"For a player, the ability to play in different positions and understand what it means is far more important than being good in one system. That's not a talent; it's something that has to be learnt, between the ages of 14 and 19, something that, sometimes, we haven't done well enough here in the UK. We've been too concerned about winning, winning, winning, when we should be more concerned about tactical awareness. If you're a winger, you should know how to play in a 4-3-3, a 4-4-2, a 4-2-3-1 and all their variations. I feel very strongly about that. Success, in the development of a player, is not how many titles he's won at each level but how he's learnt how to play in different systems. That flexibility will allow him to be successful at senior level. For me, the idea of good enough, old enough is not quite right. There are stages a player must go through, to learn. We gave Joe Allen his league debut when he was 16 at Swansea [a 6-3 defeat to Blackpool on the last day of the 2006-07 season], and he was fantastic in that game. But he had to grow, to learn; so he spent some time at Wrexham, and when he came back, he could model himself on a superb midfielder, the Dutchman Ferrie Bodde. He didn't become a £15m player simply because of his raw talent. Of course, the importance of tactical awareness varies according to the player's position. Midfielders need to be able to read the game; in other areas, let's say a wide player who's good in one-v-one situations, that's not so crucial. Every single position has its own demands."
It's well documented that you have turned down offers from a number of 'bigger' clubs — Liverpool, most recently. Is it because you see yourself as someone who needs continuity, and not just in technical or tactical terms?
"I do feel very strongly about thinking in the longer term. I don't get satisfaction from just seeing the first team winning. I also get it from being in a club that is financially stable and which is developing in every area, making sure the youngsters are getting a certain type of coaching that'll enable them to become professionals, hopefully in our first team. That's vital. As a manager, I feel that I have to take decisions the impact of which will only be seen four, five, six years down the line — as with Joe Allen. Maybe I won't be here then, but that's the only way I can do my job. But that's not why I'm still at Wigan. I'm here because my chairman [Dave Whelan] is unique. He is a very persuasive man. The power of Wigan Athletic is that it is a club which is built on a person's dream. That's why it is so special."
Are people in Spain starting to realise what you've achieved in English football?
"No, not really, and this doesn't bother me. Football is about players; we managers are here to help them. Back in Spain, people have heard about Wigan, because it's the only Premier League club managed by a Spaniard... but they don't really know my story. I left when I was very young, only 21. I'd prefer them to know about my players rather than myself."
But should you go back to Spain, wouldn't you be able to bring something different to its league, as you're a man who belongs not to one, but two football cultures?

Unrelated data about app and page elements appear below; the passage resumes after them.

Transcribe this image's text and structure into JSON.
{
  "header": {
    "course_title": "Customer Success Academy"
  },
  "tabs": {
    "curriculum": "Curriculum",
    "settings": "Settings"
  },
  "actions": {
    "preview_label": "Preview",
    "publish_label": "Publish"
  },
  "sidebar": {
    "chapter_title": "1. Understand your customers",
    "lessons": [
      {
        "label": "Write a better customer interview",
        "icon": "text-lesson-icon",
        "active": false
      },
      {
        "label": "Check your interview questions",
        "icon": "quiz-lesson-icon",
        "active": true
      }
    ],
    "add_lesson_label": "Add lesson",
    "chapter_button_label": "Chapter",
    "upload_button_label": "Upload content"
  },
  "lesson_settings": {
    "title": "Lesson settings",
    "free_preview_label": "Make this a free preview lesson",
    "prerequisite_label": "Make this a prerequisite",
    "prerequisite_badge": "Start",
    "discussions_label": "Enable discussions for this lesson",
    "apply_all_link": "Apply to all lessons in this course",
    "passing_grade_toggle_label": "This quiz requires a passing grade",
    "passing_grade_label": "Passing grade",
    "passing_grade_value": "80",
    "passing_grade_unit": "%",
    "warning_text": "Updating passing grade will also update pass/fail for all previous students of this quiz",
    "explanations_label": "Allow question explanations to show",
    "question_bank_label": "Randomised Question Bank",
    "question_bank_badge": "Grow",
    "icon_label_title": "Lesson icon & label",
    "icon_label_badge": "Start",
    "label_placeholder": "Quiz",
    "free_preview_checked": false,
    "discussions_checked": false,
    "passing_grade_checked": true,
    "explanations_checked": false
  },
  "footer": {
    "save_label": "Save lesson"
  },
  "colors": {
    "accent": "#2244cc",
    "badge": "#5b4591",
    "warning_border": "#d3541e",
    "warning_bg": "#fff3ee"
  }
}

"Whatever happens in football has happened before. Look at Terry Venables and what he did at Barcelona. He succeeded there by bringing a very British kind of intensity to the Spanish game. As for me, I am Spanish. Look at my background, and look at the way I want the game to be played. But I'm well aware of what is needed to survive in the British game. It is a fascinating argument — different footballs, different cultures, and the way they can communicate with each other, not just in one direction. I suppose that it's the kind of dialogue I have with myself."